Brenton was at his best in the title game. He beat man coverage on a 25-yard touchdown pass from Gavin Del Toro and then caught the two-point-conversion pass to provide an 8-0 lead early in the second quarter.
“It was third-and-four, the running game was not working too well, and I was hoping for a deeper play,” Brenton said. “That’s what they called, and it was my time to shine.”
He’d intercepted a long pass deep in Marina territory meant for Muir star Calen Bullock in the first quarter, and came up with a bigger interception in the fourth quarter to set up Church‘s 30-yard field goal that extended the Vikings’ lead to 18-7 with less than five minutes to go.
“I knew they were going to be throwing deep a lot, so I knew the opportunity [to make big plays] was coming,” Brenton said. “The second one was my better one: The ball was on a perfect line and would have been an easy touchdown for [Bullock] if he would have caught it. I’m running over there, and I just laid both of my arms out, hands open, and over the shoulder and it landed in my hands.
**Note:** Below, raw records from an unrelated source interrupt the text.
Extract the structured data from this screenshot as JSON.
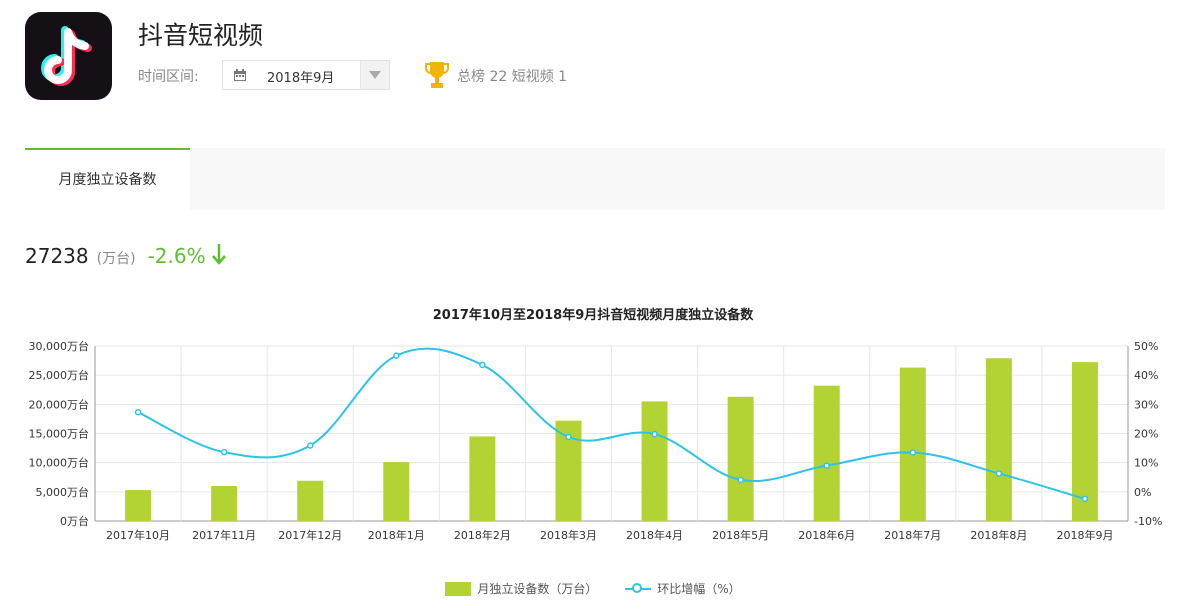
{
  "app": {
    "name": "抖音短视频",
    "icon": "tiktok-logo-icon"
  },
  "filter": {
    "label": "时间区间:",
    "value": "2018年9月",
    "icon": "calendar-icon",
    "dropdown_icon": "caret-down-icon"
  },
  "rank": {
    "icon": "trophy-icon",
    "text": "总榜 22  短视频 1",
    "trophy_color": "#f2b400"
  },
  "tabs": [
    {
      "label": "月度独立设备数",
      "active": true
    }
  ],
  "metric": {
    "value": "27238",
    "unit": "(万台)",
    "change": "-2.6%",
    "trend_icon": "arrow-down-icon",
    "change_color": "#5fbe2f"
  },
  "chart_data": {
    "type": "bar",
    "title": "2017年10月至2018年9月抖音短视频月度独立设备数",
    "categories": [
      "2017年10月",
      "2017年11月",
      "2017年12月",
      "2018年1月",
      "2018年2月",
      "2018年3月",
      "2018年4月",
      "2018年5月",
      "2018年6月",
      "2018年7月",
      "2018年8月",
      "2018年9月"
    ],
    "series": [
      {
        "name": "月独立设备数（万台）",
        "type": "bar",
        "axis": "left",
        "color": "#b3d335",
        "values": [
          5300,
          6000,
          6900,
          10100,
          14500,
          17200,
          20500,
          21300,
          23200,
          26300,
          27900,
          27238
        ]
      },
      {
        "name": "环比增幅（%）",
        "type": "line",
        "axis": "right",
        "color": "#2bc4e8",
        "values": [
          27.3,
          13.6,
          15.9,
          46.7,
          43.5,
          18.8,
          19.8,
          4.1,
          9.0,
          13.5,
          6.3,
          -2.4
        ]
      }
    ],
    "y_left": {
      "min": 0,
      "max": 30000,
      "ticks": [
        "0万台",
        "5,000万台",
        "10,000万台",
        "15,000万台",
        "20,000万台",
        "25,000万台",
        "30,000万台"
      ]
    },
    "y_right": {
      "min": -10,
      "max": 50,
      "ticks": [
        "-10%",
        "0%",
        "10%",
        "20%",
        "30%",
        "40%",
        "50%"
      ]
    },
    "grid": true,
    "legend_position": "bottom"
  }
}
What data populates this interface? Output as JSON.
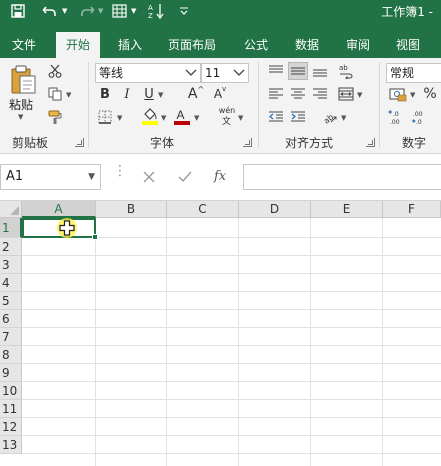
{
  "title_bar": {
    "document_title": "工作簿1 -",
    "qat": [
      {
        "name": "save-icon"
      },
      {
        "name": "undo-icon"
      },
      {
        "name": "redo-icon"
      },
      {
        "name": "form-icon"
      },
      {
        "name": "sort-az-icon"
      },
      {
        "name": "customize-qat-icon"
      }
    ]
  },
  "tabs": [
    {
      "label": "文件",
      "active": false
    },
    {
      "label": "开始",
      "active": true
    },
    {
      "label": "插入",
      "active": false
    },
    {
      "label": "页面布局",
      "active": false
    },
    {
      "label": "公式",
      "active": false
    },
    {
      "label": "数据",
      "active": false
    },
    {
      "label": "审阅",
      "active": false
    },
    {
      "label": "视图",
      "active": false
    }
  ],
  "ribbon": {
    "clipboard": {
      "group_label": "剪贴板",
      "paste_label": "粘贴"
    },
    "font": {
      "group_label": "字体",
      "font_name": "等线",
      "font_size": "11",
      "bold": "B",
      "italic": "I",
      "underline": "U",
      "grow": "A",
      "shrink": "A",
      "phonetic": "wén"
    },
    "alignment": {
      "group_label": "对齐方式"
    },
    "number": {
      "group_label": "数字",
      "format": "常规",
      "percent": "%"
    }
  },
  "formula_bar": {
    "name_box": "A1",
    "fx_label": "fx",
    "formula": ""
  },
  "sheet": {
    "columns": [
      "A",
      "B",
      "C",
      "D",
      "E",
      "F"
    ],
    "rows": [
      "1",
      "2",
      "3",
      "4",
      "5",
      "6",
      "7",
      "8",
      "9",
      "10",
      "11",
      "12",
      "13"
    ],
    "active_cell": "A1"
  },
  "colors": {
    "accent": "#217346",
    "ribbon_bg": "#f3f3f3",
    "font_color_bar": "#c00000",
    "fill_color_bar": "#ffff00",
    "cursor_halo": "#ffee3c"
  }
}
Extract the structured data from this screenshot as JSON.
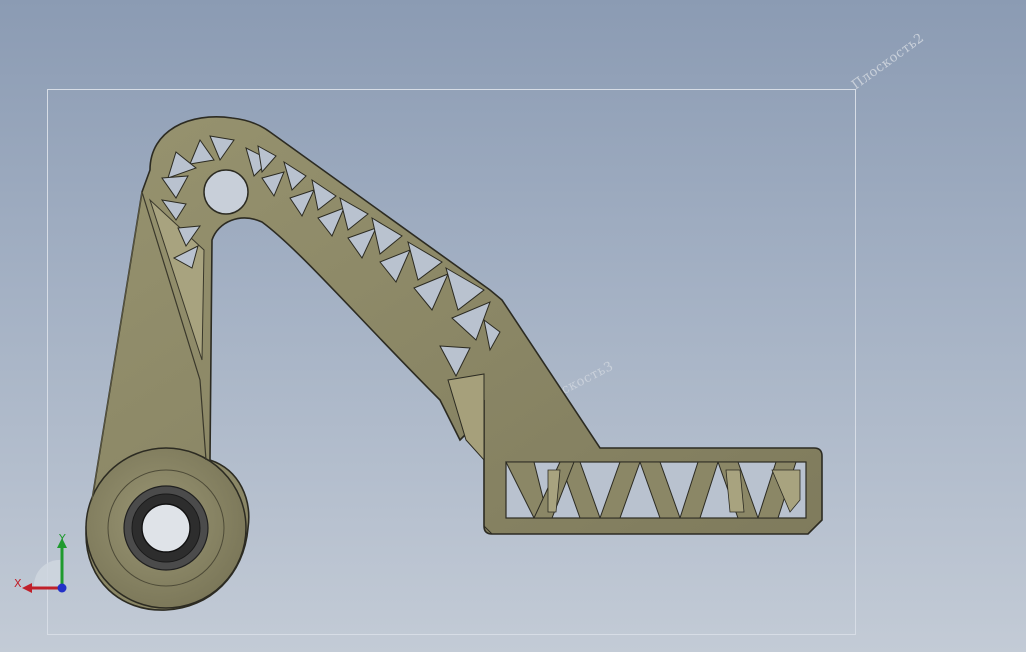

A decent return [for 62 yards], too.”
Edison has a rich football tradition, something Marina has not possessed, but all Brenton knew about the Vikings was that they used to play in the Sunset League. Marina, which snapped a 60-game losing streak in the Sunset League three years ago, moved to the Big 4 League in 2018.
“I was hearing we weren’t too good, that we weren’t, like, the best, and I was, like, we can’t be thinking like that,” said Brenton, who helped the Vikings go 3-0 in the Big 4 League this year. “I wanted to be different. I wanted to be the best team we could be, so I pushed my team and I pushed myself hard, and we just tried to do the best that we could, and every day we worked, and it worked out pretty well.”
He found like-minded allies, such as Church, a veteran receiver and safety who leads the defense, Del Toro and fellow quarterback Jack Miller, among many. Turley, who won five CIF championships as defensive coordinator at Long Beach Poly, has been slowly building a program that draws strength for the collective.
Brenton was a key piece, but just one piece.
“As important as Dane is, this whole team is important,” Turley said. “We’ve had kids step up in every position. It’s a team effort ... a bunch of guys all working together for one goal, and it’s pretty special.”
Born: Jan. 13, 2003
Hometown: Huntington Beach
Height: 6 feet 2
Weight: 175 pounds
Coach: Jeff Turley
Favorite food: Sushi
Favorite movie: “Pacific Rim”
Favorite athletic moment: Winning the CIF Southern Section Division 11 championship. “I’ve never been happier,” he said.
Week in review: Brenton caught a 25-yard touchdown pass and followed with a two-point-conversion reception to give Marina a lead over Muir in the CIF Southern Section Division 11 final, intercepted two long passes — returning one 62 yards to set up a field goal — and made four tackles as the Vikings pulled out an 18-9 triumph on Nov. 29 at Westminster High.
Support our sports coverage by becoming a digital subscriber.